Requirement: Check every line below for the string "badge", and copy the lines that contain it.

*** Begin section ***

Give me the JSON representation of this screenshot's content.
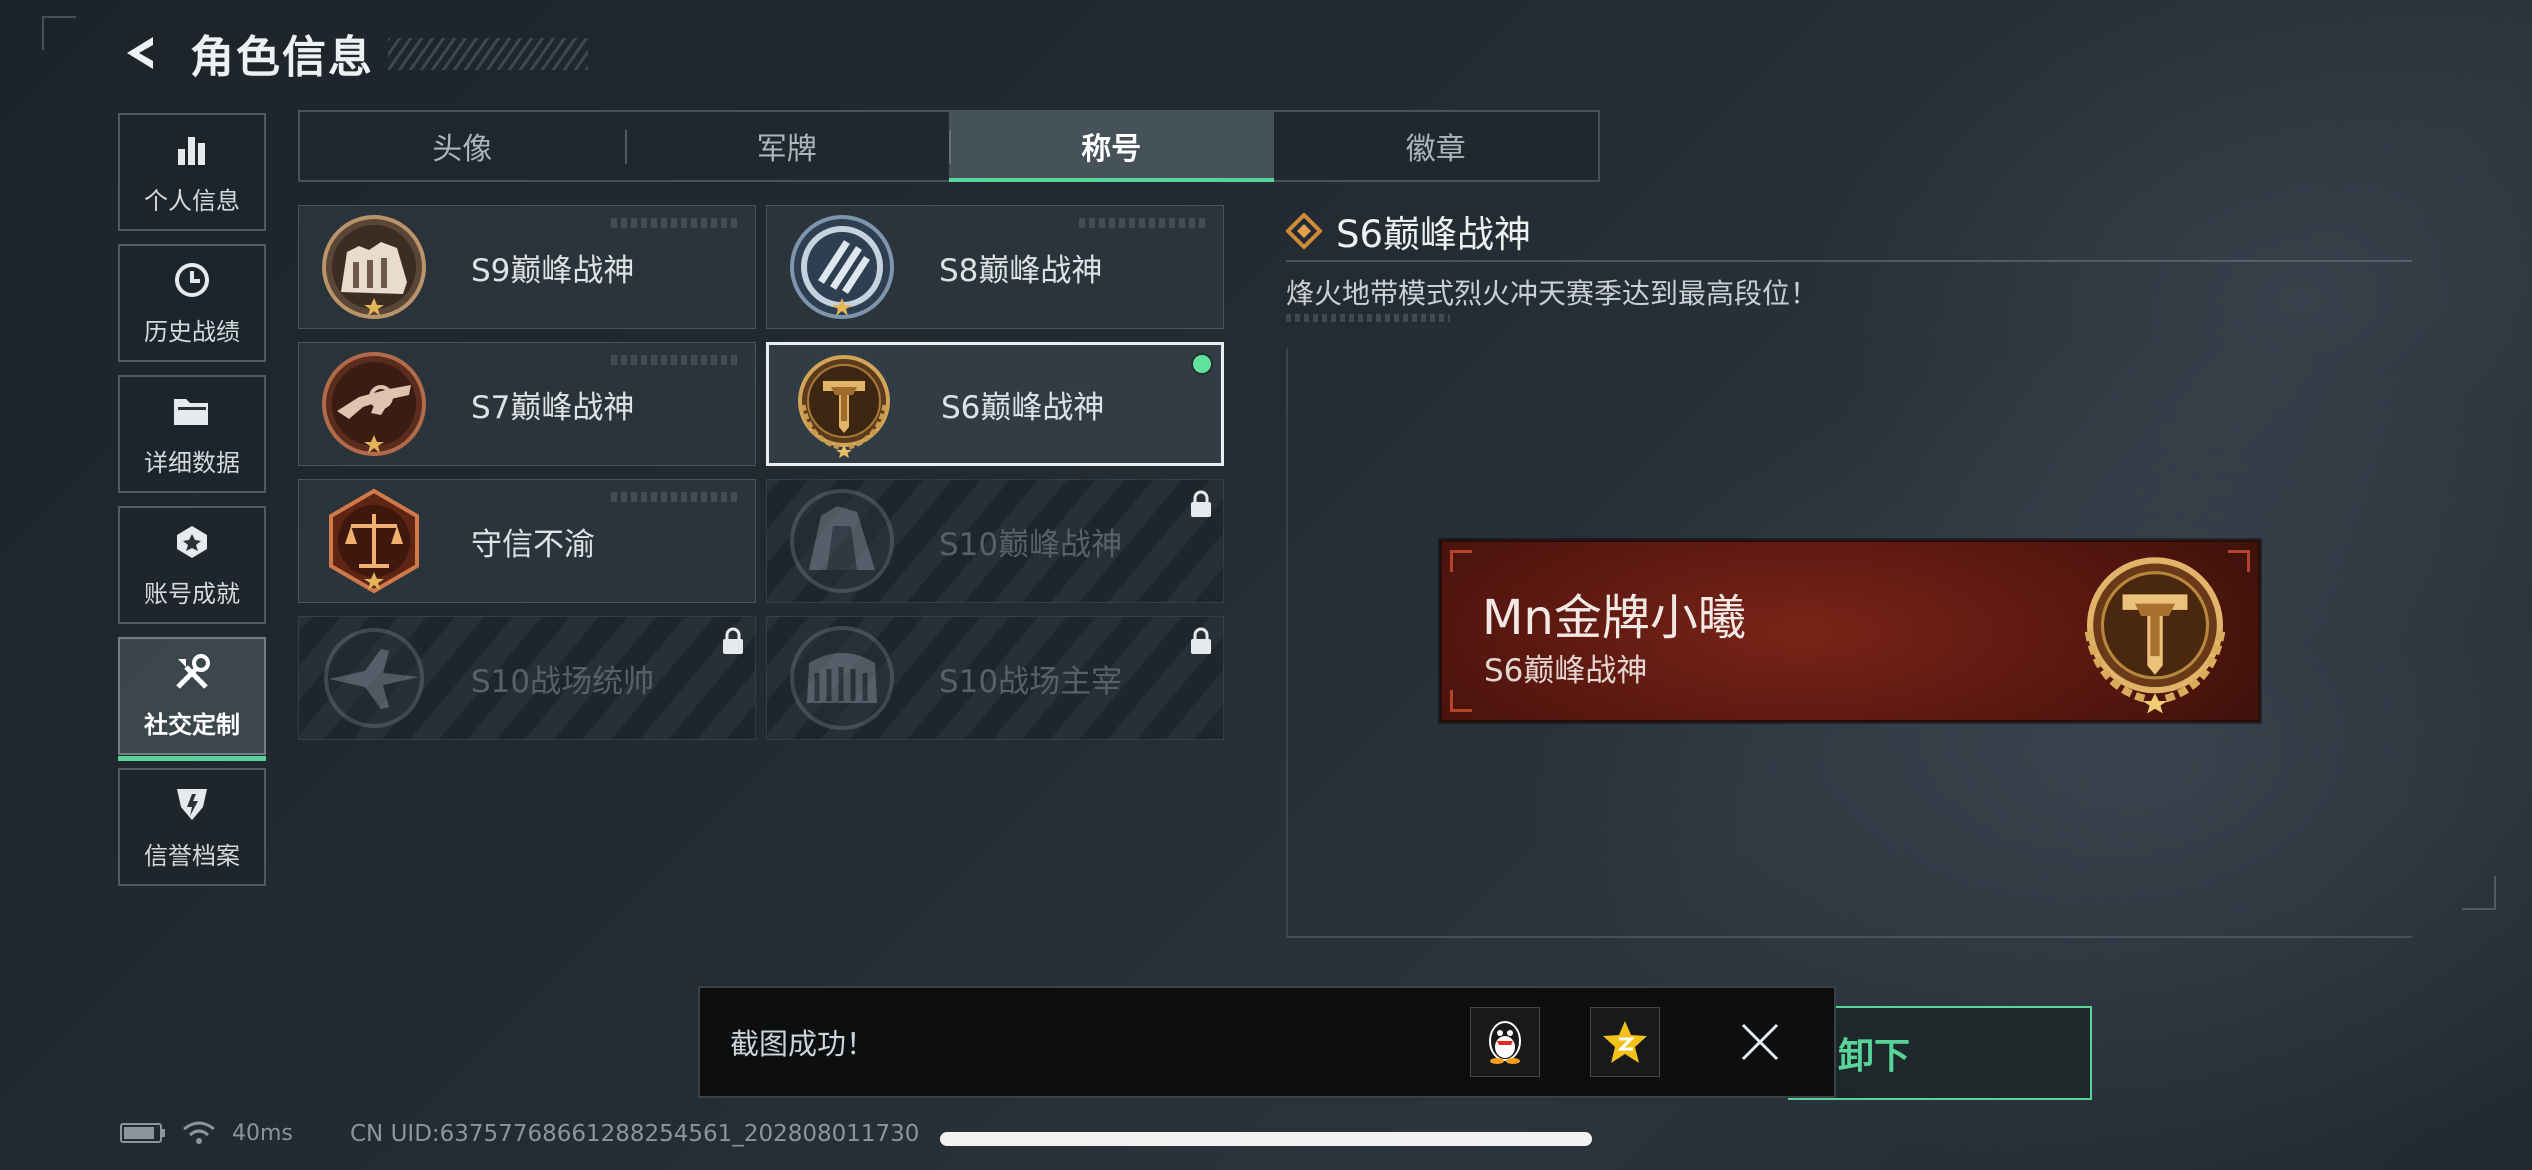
{
  "header": {
    "title": "角色信息"
  },
  "nav": [
    {
      "label": "个人信息",
      "icon": "bar-chart-icon",
      "active": false
    },
    {
      "label": "历史战绩",
      "icon": "clock-history-icon",
      "active": false
    },
    {
      "label": "详细数据",
      "icon": "folder-icon",
      "active": false
    },
    {
      "label": "账号成就",
      "icon": "achievement-icon",
      "active": false
    },
    {
      "label": "社交定制",
      "icon": "tools-icon",
      "active": true
    },
    {
      "label": "信誉档案",
      "icon": "credit-shield-icon",
      "active": false
    }
  ],
  "tabs": [
    {
      "label": "头像",
      "active": false
    },
    {
      "label": "军牌",
      "active": false
    },
    {
      "label": "称号",
      "active": true
    },
    {
      "label": "徽章",
      "active": false
    }
  ],
  "titles": [
    {
      "name": "S9巅峰战神",
      "badge": "s9-fortress-badge-icon",
      "locked": false,
      "selected": false,
      "equipped": false
    },
    {
      "name": "S8巅峰战神",
      "badge": "s8-emblem-badge-icon",
      "locked": false,
      "selected": false,
      "equipped": false
    },
    {
      "name": "S7巅峰战神",
      "badge": "s7-weapon-badge-icon",
      "locked": false,
      "selected": false,
      "equipped": false
    },
    {
      "name": "S6巅峰战神",
      "badge": "s6-laurel-badge-icon",
      "locked": false,
      "selected": true,
      "equipped": true
    },
    {
      "name": "守信不渝",
      "badge": "scales-badge-icon",
      "locked": false,
      "selected": false,
      "equipped": false
    },
    {
      "name": "S10巅峰战神",
      "badge": "s10-tower-badge-icon",
      "locked": true,
      "selected": false,
      "equipped": false
    },
    {
      "name": "S10战场统帅",
      "badge": "s10-aircraft-badge-icon",
      "locked": true,
      "selected": false,
      "equipped": false
    },
    {
      "name": "S10战场主宰",
      "badge": "s10-colosseum-badge-icon",
      "locked": true,
      "selected": false,
      "equipped": false
    }
  ],
  "detail": {
    "title": "S6巅峰战神",
    "description": "烽火地带模式烈火冲天赛季达到最高段位！",
    "nameplate": {
      "player_name": "Mn金牌小曦",
      "title": "S6巅峰战神"
    },
    "action_label": "卸下"
  },
  "toast": {
    "message": "截图成功！",
    "share_targets": [
      "qq-penguin-icon",
      "qzone-star-icon"
    ]
  },
  "status": {
    "ping": "40ms",
    "uid": "CN UID:637577686612882545​61_202808011730"
  },
  "colors": {
    "accent": "#58d49a",
    "nameplate": "#6b1f14",
    "gold": "#c99a4a"
  }
}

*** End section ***

Solution for this exercise:
      "badge": "s9-fortress-badge-icon",
      "badge": "s8-emblem-badge-icon",
      "badge": "s7-weapon-badge-icon",
      "badge": "s6-laurel-badge-icon",
      "badge": "scales-badge-icon",
      "badge": "s10-tower-badge-icon",
      "badge": "s10-aircraft-badge-icon",
      "badge": "s10-colosseum-badge-icon",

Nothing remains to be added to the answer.